"Yann Martel's Life of Pi (Canongate) is another reminder of the largely unsung excellence of the Canongate list. The fiercely independent Scottish outfit remains an outpost of rare quality and distinction, and this exceptional understated novel is certainly a worthy addition to its output.... It would not be out of place on a Booker shortlist." -- From The Bookseller
“In the end, Life of Pi may not, as its teller promises, persuade readers to believe in God, but it makes a fine argument for the divinity of good art.” -- Noel Rieder, The Gazette (Montreal)
“Martel’s latest literary offering, Life of Pi, is an exquisitely crafted tale that could be described as a castaway adventure story cum allegory.” -- The Gazette (Montreal)
“ Life of Pi…is about many things — religion, zoology, fear — but most of all, it’s about sheer tenacity. Martel has created a funny, wise and highliy original look at what it means to be human.” -- Chatelaine
“In many ways , Life of Pi is a good old-fashioned boy’s book full of survival, cannibalism, horror, math and zoology. An impressive marriage of The Jungle Book with Lord of the Flies, it’s the harrowing coming of age tale of a boy who survives for over a year in a lifeboat with a zebra, an organgutan, an hyena and a Bengal tiger.” -- The Montreal Mirror
“A good story can make you see, understand and believe, and Martel is a very good storyteller. Martel displays an impresive knowledge of language, history, religion and literature, and his writing is filled with details and insights.” -- The Canadian Press
“[ Life of Pi] has a buoyant, exotic, insistence reminiscent of Edgar Allen Poe’s most Gothic fiction…Oddities abound and the storytelling is first-rate. Yann Martel has written a novel full of grisly reality, outlandish plot, inventive setting and thought-provoking questions about the value and purpose of fiction. This novel should float.” -- The Edmonton Journal
“I guarantee that you will not be able to put this book down. It is a realistic, gripping story of survival at sea. On one level, the book is a suspenseful adventure story, a demonstration of how extreme need alters a man’s character…. On another level, this is a profound meditation on the role of religion in human life and the nature of animals, wild and human. His language…is vivid and striking. His imagination if powerful, his range enormous, his capacity for persuasion almost limitless. I predict that Yann Martel will develop into one of Canada’s great writers." -- The Hamilton Spectator

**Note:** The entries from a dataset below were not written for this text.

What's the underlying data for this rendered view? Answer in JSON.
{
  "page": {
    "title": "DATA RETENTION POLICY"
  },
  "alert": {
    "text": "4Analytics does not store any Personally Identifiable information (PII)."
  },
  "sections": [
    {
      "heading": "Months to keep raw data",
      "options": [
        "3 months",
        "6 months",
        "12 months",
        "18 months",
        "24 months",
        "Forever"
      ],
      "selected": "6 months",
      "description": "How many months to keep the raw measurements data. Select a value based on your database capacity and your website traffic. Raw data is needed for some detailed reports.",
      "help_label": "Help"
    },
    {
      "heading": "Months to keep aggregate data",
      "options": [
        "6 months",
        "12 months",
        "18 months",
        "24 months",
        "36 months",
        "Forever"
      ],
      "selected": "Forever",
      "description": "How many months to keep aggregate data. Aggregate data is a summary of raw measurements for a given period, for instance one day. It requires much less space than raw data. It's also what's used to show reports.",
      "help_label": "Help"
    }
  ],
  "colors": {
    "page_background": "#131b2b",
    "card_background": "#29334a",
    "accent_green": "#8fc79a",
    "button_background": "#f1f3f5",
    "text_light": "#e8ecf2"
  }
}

“[M]artel’s writing is so original you might think he wants you to read as if, like a perfect snowflake, no other book had ever had this form…. In Pi one gleans that faith — one of the most ephemeral emotions, yet crucial whenever life is one the line — is rooted in the will to live. In any event, when Pi does come to the end of his journey, he has it.” -- National Post
“[A]stounding and beautiful…The book is a pleasure not only for the subtleties of its philosophy but also for its ingenious and surprising story. Martel is a confident, heartfelt artist, and his imagination is cared for in a writing style that is both unmistakable and marvelously reserved. The ending of Life of Pi…is a show of such sophisticated genius that I could scarcely keep my eyes in my head as I read it.” -- The Vancouver Sun

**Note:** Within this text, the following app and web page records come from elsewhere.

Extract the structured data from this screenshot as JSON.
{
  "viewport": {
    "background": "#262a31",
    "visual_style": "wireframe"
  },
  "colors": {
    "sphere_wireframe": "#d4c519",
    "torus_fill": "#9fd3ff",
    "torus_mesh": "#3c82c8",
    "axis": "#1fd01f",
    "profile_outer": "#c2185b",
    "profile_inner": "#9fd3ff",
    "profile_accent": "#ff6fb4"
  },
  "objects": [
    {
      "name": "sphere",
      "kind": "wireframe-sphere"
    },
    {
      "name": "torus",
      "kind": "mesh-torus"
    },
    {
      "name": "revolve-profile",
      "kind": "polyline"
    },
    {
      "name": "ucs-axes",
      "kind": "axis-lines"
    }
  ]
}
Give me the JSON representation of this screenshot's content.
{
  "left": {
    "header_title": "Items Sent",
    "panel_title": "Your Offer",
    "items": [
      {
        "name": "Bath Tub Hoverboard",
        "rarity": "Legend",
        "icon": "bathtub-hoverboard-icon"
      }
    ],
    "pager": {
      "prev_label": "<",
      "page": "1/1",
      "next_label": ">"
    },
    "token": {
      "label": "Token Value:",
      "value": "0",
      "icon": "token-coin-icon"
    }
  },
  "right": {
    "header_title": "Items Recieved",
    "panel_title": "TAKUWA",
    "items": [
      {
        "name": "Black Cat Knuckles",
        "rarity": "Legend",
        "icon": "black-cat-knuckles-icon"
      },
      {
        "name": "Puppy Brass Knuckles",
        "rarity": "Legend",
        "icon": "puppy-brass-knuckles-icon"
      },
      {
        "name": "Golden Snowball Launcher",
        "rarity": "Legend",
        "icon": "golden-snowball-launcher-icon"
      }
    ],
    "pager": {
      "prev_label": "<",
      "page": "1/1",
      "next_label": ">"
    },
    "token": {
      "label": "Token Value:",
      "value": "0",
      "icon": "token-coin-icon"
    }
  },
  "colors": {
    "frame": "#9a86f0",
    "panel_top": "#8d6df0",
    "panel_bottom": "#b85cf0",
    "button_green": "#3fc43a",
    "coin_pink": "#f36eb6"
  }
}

"A fabulous romp through an imagination by turns ecstatic, cunning, despairing and resilient, this novel is an impressive achievement -- "a story that will make you believe in God," as one character says.... This richly patterned work, Martel's second novel, won Canada's 2001 Hugh MacLennan Prize for Fiction . In it, Martel displays the clever voice and tremendous storytelling skills of an emerging master.

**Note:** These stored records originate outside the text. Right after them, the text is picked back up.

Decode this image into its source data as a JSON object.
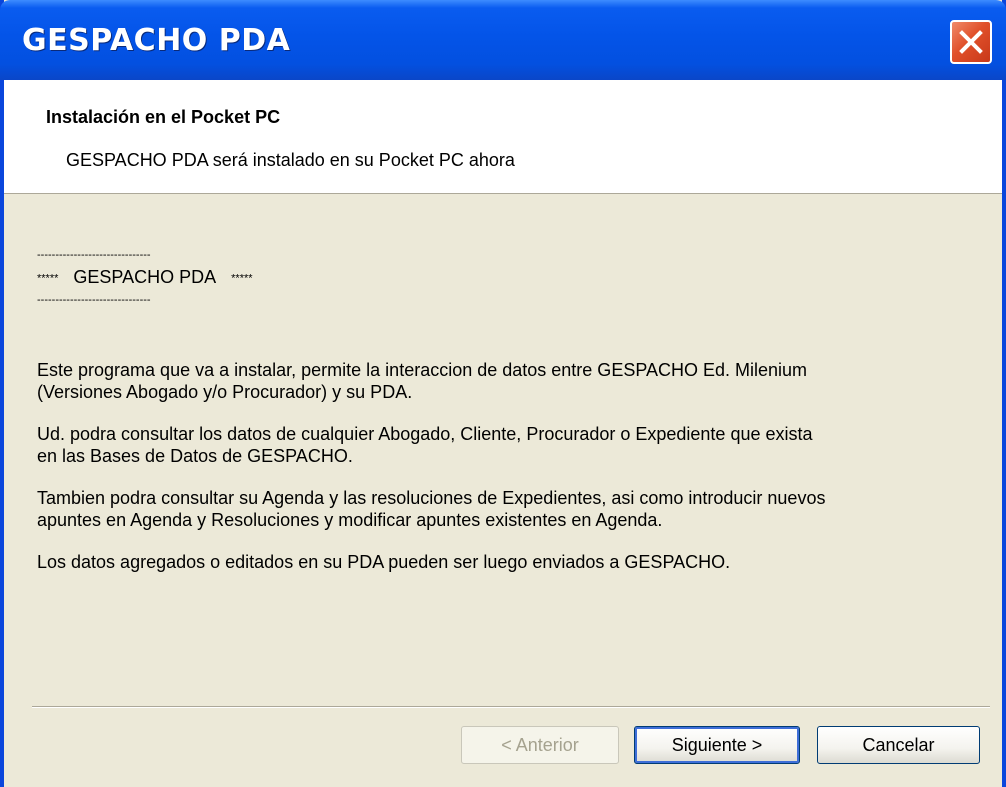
{
  "window": {
    "title": "GESPACHO PDA"
  },
  "header": {
    "title": "Instalación en el Pocket PC",
    "subtitle": "GESPACHO PDA será instalado en su Pocket PC ahora"
  },
  "content": {
    "dash_top": "-------------------------------",
    "banner_left_stars": "*****",
    "banner_text": "GESPACHO PDA",
    "banner_right_stars": "*****",
    "dash_bottom": "-------------------------------",
    "paragraph_1_line_1": "Este programa que va a instalar, permite la interaccion de datos entre GESPACHO Ed. Milenium",
    "paragraph_1_line_2": "(Versiones Abogado y/o Procurador) y su PDA.",
    "paragraph_2_line_1": "Ud. podra consultar los datos de cualquier Abogado, Cliente, Procurador o Expediente que exista",
    "paragraph_2_line_2": "en las Bases de Datos de GESPACHO.",
    "paragraph_3_line_1": "Tambien podra consultar su Agenda y las resoluciones de Expedientes, asi como introducir nuevos",
    "paragraph_3_line_2": "apuntes en Agenda y Resoluciones y modificar apuntes existentes en Agenda.",
    "paragraph_4_line_1": "Los datos agregados o editados en su PDA pueden ser luego enviados a GESPACHO."
  },
  "buttons": {
    "previous": "< Anterior",
    "next": "Siguiente >",
    "cancel": "Cancelar"
  },
  "colors": {
    "titlebar": "#0454e8",
    "window_bg": "#ece9d8",
    "close_button": "#e0502a"
  },
  "icons": {
    "close": "close-icon"
  }
}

FYI: Booksellers would be wise to advise readers to browse through Martel's introductory note. His captivating honesty about the genesis of his story is almost worth the price of the book itself." -- Publisher's Weekly
From the Back Cover